When the idea for the Brooklyn-Queens Connector (BQX) was first floated at the beginning of the year, it seemed like little more than a ridiculous pipe dream. But in the months since, the De Blasio administration has thrown its weight behind the project, conducting feasibility studies and generally assuring the public (and skeptics) that the BQX is truly a viable transit option.

To that end, the DOT and the NYC EDC collaborated on a 25-page report (PDF!) that not only outlines the possible routes that the car may travel, but also divulges plans to incorporate a new payment system, the economic impact over the next 30 years, and potential challenges with some of the proposed routes. (h/t New York Times)

Each proposed route takes several factors into consideration, including proximity to subway transfer points, road widths, and current traffic patterns for the approximately 16-mile course from Astoria to Sunset Park. Some of the options explored include a route down Atlantic Avenue or Court Street in Downtown Brooklyn, another down Columbia Street in Red Hook and Cobble Hill, and several options for Astoria and Long Island City.

According to the proposal, the streetcar would have about 30 stops spaced approximately a half mile from each other. During peak hours, the BQX would run every 5 to 10 minutes and would have the ability to accommodate more passengers than city buses.

The estimated cost is around $2.5 billion, and the proposal lays out how the city would find that money, including "capturing a percentage of increased real estate value along the corridor" to pay off debts. Some of the BQX's prominent backers include real estate bigwigs like the Walentas clan and Doug Steiner, who have huge projects going up along the proposed streetcar route.

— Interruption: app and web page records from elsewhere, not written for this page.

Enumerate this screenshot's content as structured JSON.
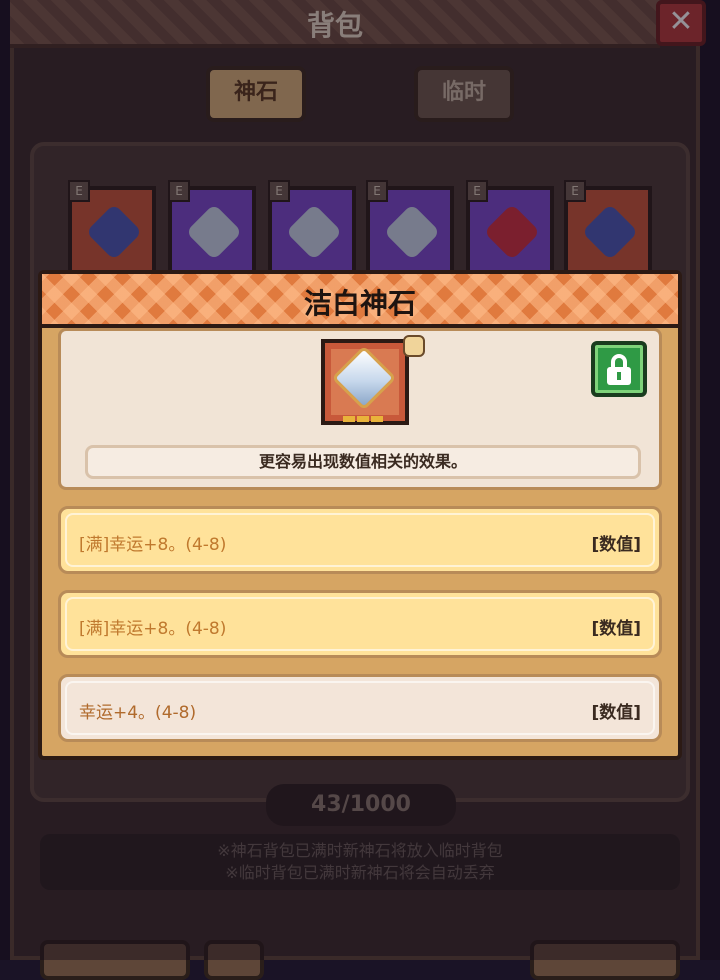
{
  "background": {
    "title": "背包",
    "close_label": "✕",
    "tabs": [
      {
        "label": "神石",
        "active": true
      },
      {
        "label": "临时",
        "active": false
      }
    ],
    "slots": [
      {
        "badge": "E",
        "frame_color": "#c8563a",
        "gem_color": "#4a5ab8"
      },
      {
        "badge": "E",
        "frame_color": "#7a4ad0",
        "gem_color": "#c8d8ec"
      },
      {
        "badge": "E",
        "frame_color": "#7a4ad0",
        "gem_color": "#c8d8ec"
      },
      {
        "badge": "E",
        "frame_color": "#7a4ad0",
        "gem_color": "#c8d8ec"
      },
      {
        "badge": "E",
        "frame_color": "#7a4ad0",
        "gem_color": "#d03040"
      },
      {
        "badge": "E",
        "frame_color": "#c8563a",
        "gem_color": "#4a5ab8"
      }
    ],
    "count": "43/1000",
    "notes": [
      "※神石背包已满时新神石将放入临时背包",
      "※临时背包已满时新神石将会自动丢弃"
    ]
  },
  "popup": {
    "title": "洁白神石",
    "gem_icon": "white-diamond-gem-icon",
    "locked": true,
    "description": "更容易出现数值相关的效果。",
    "effects": [
      {
        "text": "[满]幸运+8。(4-8)",
        "tag": "[数值]",
        "full": true
      },
      {
        "text": "[满]幸运+8。(4-8)",
        "tag": "[数值]",
        "full": true
      },
      {
        "text": "幸运+4。(4-8)",
        "tag": "[数值]",
        "full": false
      }
    ]
  },
  "colors": {
    "popup_header": "#e07a3e",
    "popup_body": "#d6a563",
    "effect_full_bg": "#ffe29a",
    "effect_partial_bg": "#f3e5d9",
    "effect_text": "#c0792e",
    "lock_green": "#2f9a45"
  }
}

As for next steps, the city involves meeting with local Brooklyn and Queens community boards to discuss the proposed routes. Assuming things go well, the environmental review process could begin next year, followed by a groundbreaking in 2019.